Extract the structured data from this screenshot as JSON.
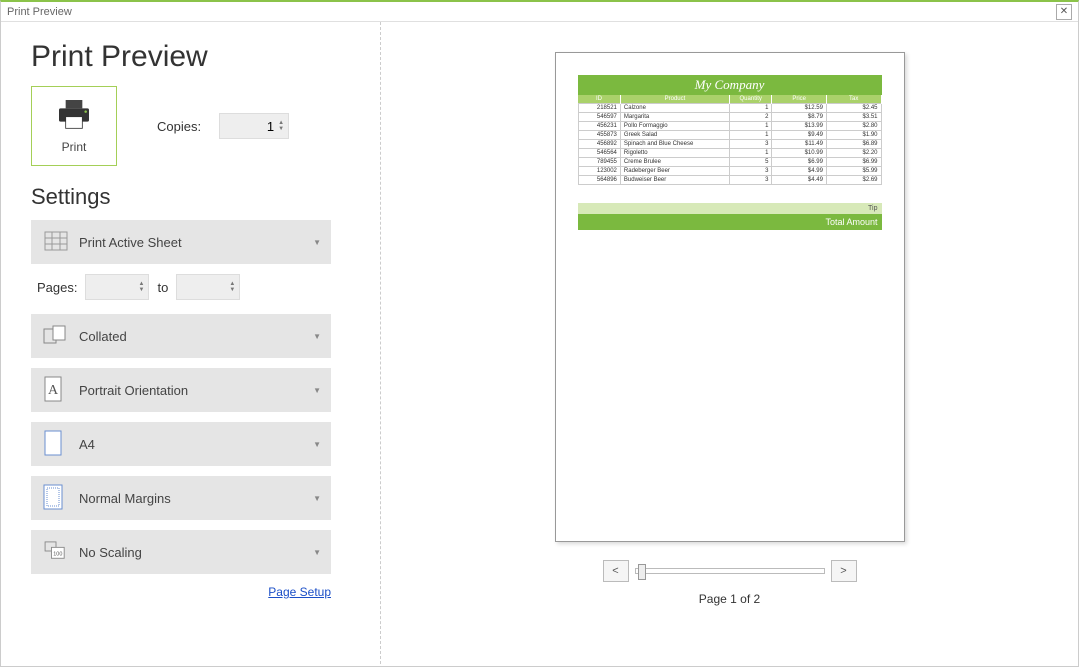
{
  "window": {
    "title": "Print Preview"
  },
  "header": {
    "title": "Print Preview"
  },
  "print": {
    "button_label": "Print",
    "copies_label": "Copies:",
    "copies_value": "1"
  },
  "settings": {
    "title": "Settings",
    "print_sheet": "Print Active Sheet",
    "pages_label": "Pages:",
    "pages_from": "",
    "pages_to_label": "to",
    "pages_to": "",
    "collated": "Collated",
    "orientation": "Portrait Orientation",
    "paper": "A4",
    "margins": "Normal Margins",
    "scaling": "No Scaling",
    "page_setup": "Page Setup"
  },
  "doc": {
    "company": "My Company",
    "columns": [
      "ID",
      "Product",
      "Quantity",
      "Price",
      "Tax"
    ],
    "rows": [
      {
        "id": "218521",
        "product": "Calzone",
        "qty": "1",
        "price": "$12.59",
        "tax": "$2.45"
      },
      {
        "id": "546597",
        "product": "Margarita",
        "qty": "2",
        "price": "$8.79",
        "tax": "$3.51"
      },
      {
        "id": "456231",
        "product": "Pollo Formaggio",
        "qty": "1",
        "price": "$13.99",
        "tax": "$2.80"
      },
      {
        "id": "455873",
        "product": "Greek Salad",
        "qty": "1",
        "price": "$9.49",
        "tax": "$1.90"
      },
      {
        "id": "456892",
        "product": "Spinach and Blue Cheese",
        "qty": "3",
        "price": "$11.49",
        "tax": "$6.89"
      },
      {
        "id": "546564",
        "product": "Rigoletto",
        "qty": "1",
        "price": "$10.99",
        "tax": "$2.20"
      },
      {
        "id": "789455",
        "product": "Creme Brulee",
        "qty": "5",
        "price": "$6.99",
        "tax": "$6.99"
      },
      {
        "id": "123002",
        "product": "Radeberger Beer",
        "qty": "3",
        "price": "$4.99",
        "tax": "$5.99"
      },
      {
        "id": "564896",
        "product": "Budweiser Beer",
        "qty": "3",
        "price": "$4.49",
        "tax": "$2.69"
      }
    ],
    "tip_label": "Tip",
    "total_label": "Total Amount"
  },
  "nav": {
    "prev": "<",
    "next": ">",
    "indicator": "Page 1 of 2"
  }
}
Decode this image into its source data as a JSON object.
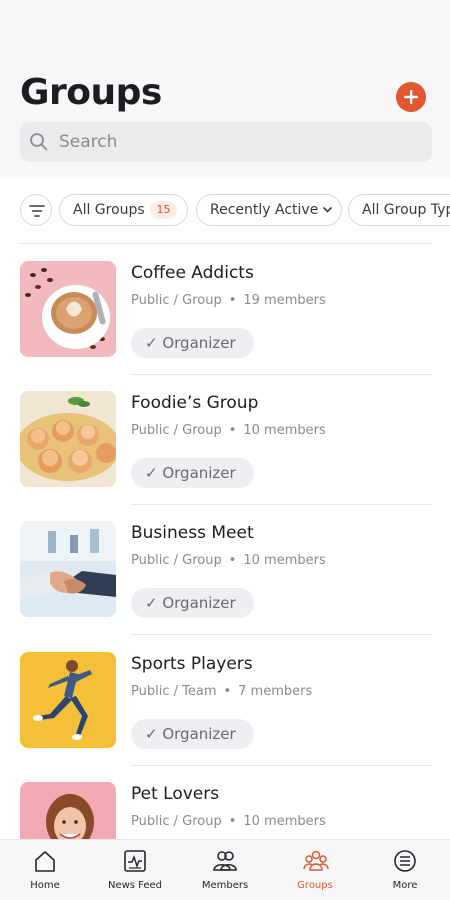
{
  "header": {
    "title": "Groups",
    "search_placeholder": "Search"
  },
  "filters": {
    "all_groups_label": "All Groups",
    "all_groups_count": "15",
    "recently_active_label": "Recently Active",
    "group_type_label": "All Group Typ"
  },
  "groups": [
    {
      "name": "Coffee Addicts",
      "visibility": "Public / Group",
      "members": "19 members",
      "role": "✓ Organizer",
      "thumb_icon": "coffee-cup-thumbnail"
    },
    {
      "name": "Foodie’s Group",
      "visibility": "Public / Group",
      "members": "10 members",
      "role": "✓ Organizer",
      "thumb_icon": "food-plate-thumbnail"
    },
    {
      "name": "Business Meet",
      "visibility": "Public / Group",
      "members": "10 members",
      "role": "✓ Organizer",
      "thumb_icon": "handshake-thumbnail"
    },
    {
      "name": "Sports Players",
      "visibility": "Public / Team",
      "members": "7 members",
      "role": "✓ Organizer",
      "thumb_icon": "runner-thumbnail"
    },
    {
      "name": "Pet Lovers",
      "visibility": "Public / Group",
      "members": "10 members",
      "role": "",
      "thumb_icon": "person-with-pet-thumbnail"
    }
  ],
  "nav": {
    "items": [
      {
        "label": "Home",
        "icon": "home-icon"
      },
      {
        "label": "News Feed",
        "icon": "news-feed-icon"
      },
      {
        "label": "Members",
        "icon": "members-icon"
      },
      {
        "label": "Groups",
        "icon": "groups-icon",
        "active": true
      },
      {
        "label": "More",
        "icon": "more-menu-icon"
      }
    ]
  },
  "colors": {
    "accent": "#e2572f",
    "text_primary": "#1c1c21",
    "text_secondary": "#8a8a92",
    "pill_bg": "#efeff3"
  }
}
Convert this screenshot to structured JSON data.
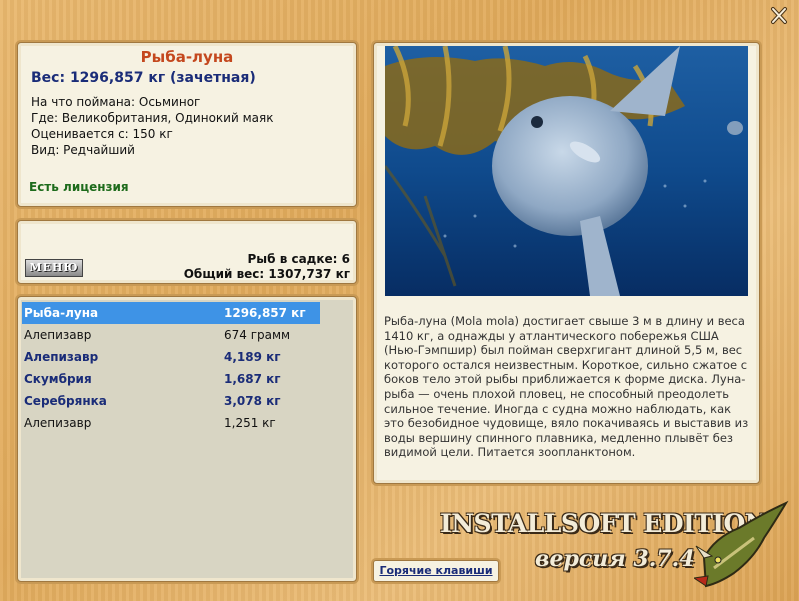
{
  "fish": {
    "name": "Рыба-луна",
    "weight_line": "Вес: 1296,857 кг (зачетная)",
    "bait_line": "На что поймана: Осьминог",
    "location_line": "Где: Великобритания, Одинокий маяк",
    "value_line": "Оценивается с: 150 кг",
    "kind_line": "Вид: Редчайший",
    "license": "Есть лицензия"
  },
  "cage": {
    "menu_label": "МЕНЮ",
    "count_line": "Рыб в садке: 6",
    "total_line": "Общий вес: 1307,737 кг"
  },
  "catch_list": [
    {
      "name": "Рыба-луна",
      "weight": "1296,857 кг",
      "style": "selected"
    },
    {
      "name": "Алепизавр",
      "weight": "674 грамм",
      "style": "normal"
    },
    {
      "name": "Алепизавр",
      "weight": "4,189 кг",
      "style": "bold"
    },
    {
      "name": "Скумбрия",
      "weight": "1,687 кг",
      "style": "bold"
    },
    {
      "name": "Серебрянка",
      "weight": "3,078 кг",
      "style": "bold"
    },
    {
      "name": "Алепизавр",
      "weight": "1,251 кг",
      "style": "normal"
    }
  ],
  "info": {
    "description": "Рыба-луна (Mola mola) достигает свыше 3 м в длину и веса 1410 кг, а однажды у атлантического побережья США (Нью-Гэмпшир) был пойман сверхгигант длиной 5,5 м, вес которого остался неизвестным. Короткое, сильно сжатое с боков тело этой рыбы приближается к форме диска. Луна-рыба — очень плохой пловец, не способный преодолеть сильное течение. Иногда с судна можно наблюдать, как это безобидное чудовище, вяло покачиваясь и выставив из воды вершину спинного плавника, медленно плывёт без видимой цели. Питается зоопланктоном."
  },
  "footer": {
    "hotkeys_label": "Горячие клавиши",
    "edition": "INSTALLSOFT EDITION",
    "version": "версия 3.7.4"
  },
  "icons": {
    "close": "close-icon",
    "photo": "sunfish-photo",
    "logo": "pike-logo-icon"
  },
  "colors": {
    "title": "#c4481e",
    "accent": "#1a2c78",
    "license": "#1d6b1b",
    "selection": "#3e93e6"
  }
}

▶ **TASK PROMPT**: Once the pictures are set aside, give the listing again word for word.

▶ **WORKED SOLUTION**:
Extract the structured data from this screenshot as JSON.
{
  "window": {
    "title": "Print Preview"
  },
  "header": {
    "title": "Print Preview"
  },
  "print": {
    "button_label": "Print",
    "copies_label": "Copies:",
    "copies_value": "1"
  },
  "settings": {
    "title": "Settings",
    "print_sheet": "Print Active Sheet",
    "pages_label": "Pages:",
    "pages_from": "",
    "pages_to_label": "to",
    "pages_to": "",
    "collated": "Collated",
    "orientation": "Portrait Orientation",
    "paper": "A4",
    "margins": "Normal Margins",
    "scaling": "No Scaling",
    "page_setup": "Page Setup"
  },
  "doc": {
    "company": "My Company",
    "columns": [
      "ID",
      "Product",
      "Quantity",
      "Price",
      "Tax"
    ],
    "rows": [
      {
        "id": "218521",
        "product": "Calzone",
        "qty": "1",
        "price": "$12.59",
        "tax": "$2.45"
      },
      {
        "id": "546597",
        "product": "Margarita",
        "qty": "2",
        "price": "$8.79",
        "tax": "$3.51"
      },
      {
        "id": "456231",
        "product": "Pollo Formaggio",
        "qty": "1",
        "price": "$13.99",
        "tax": "$2.80"
      },
      {
        "id": "455873",
        "product": "Greek Salad",
        "qty": "1",
        "price": "$9.49",
        "tax": "$1.90"
      },
      {
        "id": "456892",
        "product": "Spinach and Blue Cheese",
        "qty": "3",
        "price": "$11.49",
        "tax": "$6.89"
      },
      {
        "id": "546564",
        "product": "Rigoletto",
        "qty": "1",
        "price": "$10.99",
        "tax": "$2.20"
      },
      {
        "id": "789455",
        "product": "Creme Brulee",
        "qty": "5",
        "price": "$6.99",
        "tax": "$6.99"
      },
      {
        "id": "123002",
        "product": "Radeberger Beer",
        "qty": "3",
        "price": "$4.99",
        "tax": "$5.99"
      },
      {
        "id": "564896",
        "product": "Budweiser Beer",
        "qty": "3",
        "price": "$4.49",
        "tax": "$2.69"
      }
    ],
    "tip_label": "Tip",
    "total_label": "Total Amount"
  },
  "nav": {
    "prev": "<",
    "next": ">",
    "indicator": "Page 1 of 2"
  }
}
Decode this image into its source data as a JSON object.
{
  "header": {
    "title": "Groups",
    "search_placeholder": "Search"
  },
  "filters": {
    "all_groups_label": "All Groups",
    "all_groups_count": "15",
    "recently_active_label": "Recently Active",
    "group_type_label": "All Group Typ"
  },
  "groups": [
    {
      "name": "Coffee Addicts",
      "visibility": "Public / Group",
      "members": "19 members",
      "role": "✓ Organizer",
      "thumb_icon": "coffee-cup-thumbnail"
    },
    {
      "name": "Foodie’s Group",
      "visibility": "Public / Group",
      "members": "10 members",
      "role": "✓ Organizer",
      "thumb_icon": "food-plate-thumbnail"
    },
    {
      "name": "Business Meet",
      "visibility": "Public / Group",
      "members": "10 members",
      "role": "✓ Organizer",
      "thumb_icon": "handshake-thumbnail"
    },
    {
      "name": "Sports Players",
      "visibility": "Public / Team",
      "members": "7 members",
      "role": "✓ Organizer",
      "thumb_icon": "runner-thumbnail"
    },
    {
      "name": "Pet Lovers",
      "visibility": "Public / Group",
      "members": "10 members",
      "role": "",
      "thumb_icon": "person-with-pet-thumbnail"
    }
  ],
  "nav": {
    "items": [
      {
        "label": "Home",
        "icon": "home-icon"
      },
      {
        "label": "News Feed",
        "icon": "news-feed-icon"
      },
      {
        "label": "Members",
        "icon": "members-icon"
      },
      {
        "label": "Groups",
        "icon": "groups-icon",
        "active": true
      },
      {
        "label": "More",
        "icon": "more-menu-icon"
      }
    ]
  },
  "colors": {
    "accent": "#e2572f",
    "text_primary": "#1c1c21",
    "text_secondary": "#8a8a92",
    "pill_bg": "#efeff3"
  }
}
Convert this screenshot to structured JSON data.
{
  "fish": {
    "name": "Рыба-луна",
    "weight_line": "Вес: 1296,857 кг (зачетная)",
    "bait_line": "На что поймана: Осьминог",
    "location_line": "Где: Великобритания, Одинокий маяк",
    "value_line": "Оценивается с: 150 кг",
    "kind_line": "Вид: Редчайший",
    "license": "Есть лицензия"
  },
  "cage": {
    "menu_label": "МЕНЮ",
    "count_line": "Рыб в садке: 6",
    "total_line": "Общий вес: 1307,737 кг"
  },
  "catch_list": [
    {
      "name": "Рыба-луна",
      "weight": "1296,857 кг",
      "style": "selected"
    },
    {
      "name": "Алепизавр",
      "weight": "674 грамм",
      "style": "normal"
    },
    {
      "name": "Алепизавр",
      "weight": "4,189 кг",
      "style": "bold"
    },
    {
      "name": "Скумбрия",
      "weight": "1,687 кг",
      "style": "bold"
    },
    {
      "name": "Серебрянка",
      "weight": "3,078 кг",
      "style": "bold"
    },
    {
      "name": "Алепизавр",
      "weight": "1,251 кг",
      "style": "normal"
    }
  ],
  "info": {
    "description": "Рыба-луна (Mola mola) достигает свыше 3 м в длину и веса 1410 кг, а однажды у атлантического побережья США (Нью-Гэмпшир) был пойман сверхгигант длиной 5,5 м, вес которого остался неизвестным. Короткое, сильно сжатое с боков тело этой рыбы приближается к форме диска. Луна-рыба — очень плохой пловец, не способный преодолеть сильное течение. Иногда с судна можно наблюдать, как это безобидное чудовище, вяло покачиваясь и выставив из воды вершину спинного плавника, медленно плывёт без видимой цели. Питается зоопланктоном."
  },
  "footer": {
    "hotkeys_label": "Горячие клавиши",
    "edition": "INSTALLSOFT EDITION",
    "version": "версия 3.7.4"
  },
  "icons": {
    "close": "close-icon",
    "photo": "sunfish-photo",
    "logo": "pike-logo-icon"
  },
  "colors": {
    "title": "#c4481e",
    "accent": "#1a2c78",
    "license": "#1d6b1b",
    "selection": "#3e93e6"
  }
}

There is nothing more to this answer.